Heading toward the midway point of the year, the unique dynamics associated with the post-pandemic new normal sets the stage for certain stocks to watch. That is, brewing fundamental and technical factors appear to favor fortuitously structured or positioned enterprises. While it’s a bit risky to be bullish at this juncture, some ideas might be worth your speculation-earmarked funds.
Notably, three publicly traded companies seem poised for a big move ahead. To be 100% clear, there’s no guarantee that this big move will swing northbound or south. And it’s also possible that these stocks to buy may end up moving sideways. Nevertheless, I’ll lay out the key points to watch so that you can make your own decision.
Murphy USA (MUSA)
Operating a chain of retail gasoline stations, Murphy USA (NYSE:MUSA) could get interesting based on two key fundamentals. First, a surprise oil production cut by the Organization of the Petroleum Exporting Countries (OPEC) and non-member oil-producing nations (OPEC+) cynically bodes well for energy sector profitability. Second, more workers are returning to the office, which should translate to increased traffic volume.
On that note, Murphy USA does seem to be a compelling idea among stocks to buy, not just watch. Offering relatively low prices, Murphy also provides an answer to stubbornly high inflation.
On the financial front, the company benefits from strong operational stats. In particular, its three-year revenue growth rate pings at 30.5%, beating out 89.29% of its peers. Also, the market prices MUSA at a forward multiple of 11.67, below the sector median value of 15.34 times. Thus, MUSA at least ranks as one of the stocks to watch. Finally, Wall Street analysts peg MUSA as a consensus moderate buy. Their average price target comes out to $311.25, implying over 14% upside potential.
Beam Therapeutics (BEAM)
A biotechnology firm, Beam Therapeutics (NASDAQ:BEAM) conducts research in the field of gene therapies and genome editing. Fundamentally, BEAM stock benefits from rising positive speculation toward medical breakthrough implications. Recently, investors have bid up several gene-editing biotech firms so BEAM could be poised for growth. Thus, it easily ranks among the stocks to watch.
Now, whether it ranks among the stocks to buy represents a bit of a different narrative. Since the start of the year, BEAM slipped almost 15%. However, during the past five sessions, BEAM gained 5%. It’s possible that shares could be coiling up for a big swing higher similar to its peers.

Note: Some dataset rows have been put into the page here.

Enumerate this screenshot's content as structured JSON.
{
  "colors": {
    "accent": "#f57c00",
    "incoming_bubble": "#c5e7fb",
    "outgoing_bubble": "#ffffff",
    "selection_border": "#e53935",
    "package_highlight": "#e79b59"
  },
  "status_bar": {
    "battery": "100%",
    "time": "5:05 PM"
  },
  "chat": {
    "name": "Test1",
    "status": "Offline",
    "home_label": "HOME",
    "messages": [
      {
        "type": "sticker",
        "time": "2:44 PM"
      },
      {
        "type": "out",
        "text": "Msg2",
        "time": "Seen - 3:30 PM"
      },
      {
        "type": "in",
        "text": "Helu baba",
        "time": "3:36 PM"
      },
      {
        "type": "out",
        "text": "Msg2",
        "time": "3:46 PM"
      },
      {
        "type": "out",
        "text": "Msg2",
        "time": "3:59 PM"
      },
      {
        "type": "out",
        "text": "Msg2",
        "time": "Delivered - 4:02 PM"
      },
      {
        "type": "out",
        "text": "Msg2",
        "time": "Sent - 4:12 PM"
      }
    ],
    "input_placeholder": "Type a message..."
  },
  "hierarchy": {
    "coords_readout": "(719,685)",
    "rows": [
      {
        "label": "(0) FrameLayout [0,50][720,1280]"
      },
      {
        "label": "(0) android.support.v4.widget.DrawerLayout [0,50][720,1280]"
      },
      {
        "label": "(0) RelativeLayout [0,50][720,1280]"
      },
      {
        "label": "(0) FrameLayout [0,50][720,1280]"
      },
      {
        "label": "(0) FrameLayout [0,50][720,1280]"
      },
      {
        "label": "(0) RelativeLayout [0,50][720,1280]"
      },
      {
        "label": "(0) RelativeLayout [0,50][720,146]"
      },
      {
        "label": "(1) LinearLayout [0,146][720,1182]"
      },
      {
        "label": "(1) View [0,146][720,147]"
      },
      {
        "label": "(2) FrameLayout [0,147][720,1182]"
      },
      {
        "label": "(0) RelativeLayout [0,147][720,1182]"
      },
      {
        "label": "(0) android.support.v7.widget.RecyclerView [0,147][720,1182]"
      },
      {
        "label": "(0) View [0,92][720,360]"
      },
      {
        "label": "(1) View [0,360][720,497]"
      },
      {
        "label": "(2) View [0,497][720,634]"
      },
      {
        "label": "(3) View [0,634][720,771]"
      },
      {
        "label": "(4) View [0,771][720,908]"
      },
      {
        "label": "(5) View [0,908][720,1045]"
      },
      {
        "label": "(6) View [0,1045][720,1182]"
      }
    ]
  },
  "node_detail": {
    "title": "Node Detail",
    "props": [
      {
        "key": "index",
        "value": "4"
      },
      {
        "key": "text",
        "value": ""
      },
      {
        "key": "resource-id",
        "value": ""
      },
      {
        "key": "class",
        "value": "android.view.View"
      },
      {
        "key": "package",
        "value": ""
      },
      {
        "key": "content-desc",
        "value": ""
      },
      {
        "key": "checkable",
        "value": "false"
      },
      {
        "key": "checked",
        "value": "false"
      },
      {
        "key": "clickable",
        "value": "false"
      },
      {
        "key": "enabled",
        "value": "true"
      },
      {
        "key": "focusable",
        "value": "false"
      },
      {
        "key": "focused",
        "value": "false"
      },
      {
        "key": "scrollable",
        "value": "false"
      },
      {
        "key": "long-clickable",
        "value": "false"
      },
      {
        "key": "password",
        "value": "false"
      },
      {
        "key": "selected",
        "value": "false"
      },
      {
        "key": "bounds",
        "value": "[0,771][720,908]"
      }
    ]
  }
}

Now, before traders dive in, they should be aware that the underlying enterprise could use some improving of its financials. Operationally, the aspirational biotech loses money, which isn’t that surprising for the subsegment. However, it does feature middling balance sheet strength, thus presenting challenges. However, covering analysts peg BEAM as a consensus moderate buy. Their average price target lands at $62, implying nearly 95% upside potential.
Easily the riskiest name among stocks to watch on this list, Canaan (NASDAQ:CAN) represents a blockchain-mining specialist. Although the underlying cryptocurrency sector collapsed in 2022, so far this year, advocates support a push for recovery. Because of the underlying resiliency, CAN responded in kind, gaining almost 50% since the January opener. Of course, such a performance deserves respect.
Now, is CAN one of the stocks to buy? That will be one of the toughest questions to answer. Notably, on a down day for cryptos for the April 17 session, CAN gave up 7% of equity value. Therefore, its fortunes remain tied to crypto sentiment. That could be a good thing or bad thing, depending on your perspective.
Financially, Canaan benefits from a strong balance sheet, particularly a robust cash-to-debt ratio of 27.04 times. However, if the crypto segment goes sour later this year, Gurufocus may be proven right: Canaan risks being a cruel value trap.
For now, H.C. Wainwright’s Kevin Dede pegs CAN a buy. The expert forecasts shares hitting $4, implying 38% upside potential.
On the date of publication, Josh Enomoto did not have (either directly or indirectly) any positions in the securities mentioned in this article. The opinions expressed in this article are those of the writer, subject to the InvestorPlace.com Publishing Guidelines.